- Empty backhauls
Many transport interactions involve empty backhauls since it is uncommon to have a perfect match between an inbound and a return trip. Commuting patterns involve imbalanced flows and empty return trips. For international trade, imbalances between imports and exports have an impact on transport costs. This is especially the case for container transportation since trade imbalances imply the repositioning of empty containers that must be taken into account in the total transport costs. Consequently, if a trade balance is strongly negative (more imports than exports), transport costs for imports tend to be higher than for exports. Significant transport rate imbalances have emerged along major trade routes. The same condition applies at the national and local levels where freight flows are often unidirectional, implying empty backhaul movements.
- Infrastructures and modes
The efficiency and capacity of transport modes and terminals have a direct impact on transport costs. Poor infrastructures imply higher transport costs, delays, and adverse economic consequences. More developed transport systems tend to have lower transport costs since they are more reliable, connected, and can handle more movements.
Different transport costs characterize different modes since each has their own capacity limitations and operational conditions. A core aspect concerns the suitability of modes according to the distance involved and the nature of what is being carried. When two or more modes are directly competing for the same market, the outcome often results in lower transport costs and the development of niches. Containerized transportation permitted a significant reduction in freight transport rates worldwide by allowing relatively small transport units (containers) to be carried in massified loads.
- Competition, regulation, and subsidies
Concerns the complex competitive and regulatory environment in which transportation takes place. Transport services taking place over highly competitive segments tend to be of lower cost than on segments with limited competition (oligopoly or monopoly). International competition has favored concentration in many segments of the transport industry, namely maritime and air modes. Regulations, such as tariffs, cabotage laws, labor, security, and safety impose additional transport costs, particularly in developing economies.

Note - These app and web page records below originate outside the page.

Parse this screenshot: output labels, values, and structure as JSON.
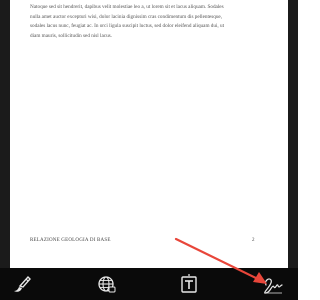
{
  "document": {
    "body_lines": [
      "Natoque sed sit hendrerit, dapibus velit molestiae leo a, ut lorem sit et lacus aliquam. Sodales",
      "nulla amet auctor excepturi wisi, dolor lacinia dignissim cras condimentum dis pellentesque,",
      "sodales lacus nunc, feugiat ac. In orci ligula suscipit luctus, sed dolor eleifend aliquam dui, ut",
      "diam mauris, sollicitudin sed nisl lacus."
    ],
    "footer_title": "RELAZIONE GEOLOGIA DI BASE",
    "page_number": "2"
  },
  "toolbar": {
    "tools": [
      {
        "name": "draw-tool",
        "icon": "pen-brush-icon"
      },
      {
        "name": "web-tool",
        "icon": "globe-network-icon"
      },
      {
        "name": "text-tool",
        "icon": "text-box-icon"
      },
      {
        "name": "signature-tool",
        "icon": "signature-icon"
      }
    ]
  },
  "colors": {
    "toolbar_bg": "#0a0a0a",
    "bezel": "#1b1b1b",
    "icon": "#e8e8e8",
    "annotation_arrow": "#e8463a"
  }
}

If the infrastructure is expensive to develop and maintain, this cost should be reflected in fares to cover the amortization of the asset. Publicly available roads are a form of cross-subsidy since they offer their users free infrastructure. Still, freedom of access can be misleading as sales and fuel taxes are paid by users and these funds are used for road infrastructure construction and maintenance. If a government or a corporation uses other sectors of its activities to subsidize the full costs of transport infrastructure, then this cross-subsidy is having an impact on its costs. Taxes and tolls are commonly used to cross-subsidize public transit.

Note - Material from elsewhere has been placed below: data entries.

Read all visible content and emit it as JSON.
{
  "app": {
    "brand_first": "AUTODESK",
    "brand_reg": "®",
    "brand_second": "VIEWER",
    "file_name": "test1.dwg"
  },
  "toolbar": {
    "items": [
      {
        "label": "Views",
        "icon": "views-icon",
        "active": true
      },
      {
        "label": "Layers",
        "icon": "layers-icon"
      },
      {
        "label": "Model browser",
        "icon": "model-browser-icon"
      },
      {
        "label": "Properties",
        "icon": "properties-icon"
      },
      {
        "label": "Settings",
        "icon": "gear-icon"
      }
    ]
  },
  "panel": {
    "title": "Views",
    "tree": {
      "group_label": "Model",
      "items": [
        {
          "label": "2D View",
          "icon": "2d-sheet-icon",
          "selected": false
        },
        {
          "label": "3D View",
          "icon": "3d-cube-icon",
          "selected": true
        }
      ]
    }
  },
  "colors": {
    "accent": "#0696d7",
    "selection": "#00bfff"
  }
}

- Surcharges, taxes and tolls
Surcharges refer to an array of fees, often set in an arbitrary fashion, to reflect temporary conditions that may impact on the costs assumed by the transporter. They also take place when fares are regulated, leaving the operator to find alternative sources of revenue. The most common are fuel surcharges, security fees, geopolitical risk premiums, and additional baggage fees. The passenger transport industry, particularly airlines, has become dependent on a wide array of surcharges as a source of revenue for operators. Yield management is another form of surcharge where a transport service provider changes its rate according to fluctuations in demand.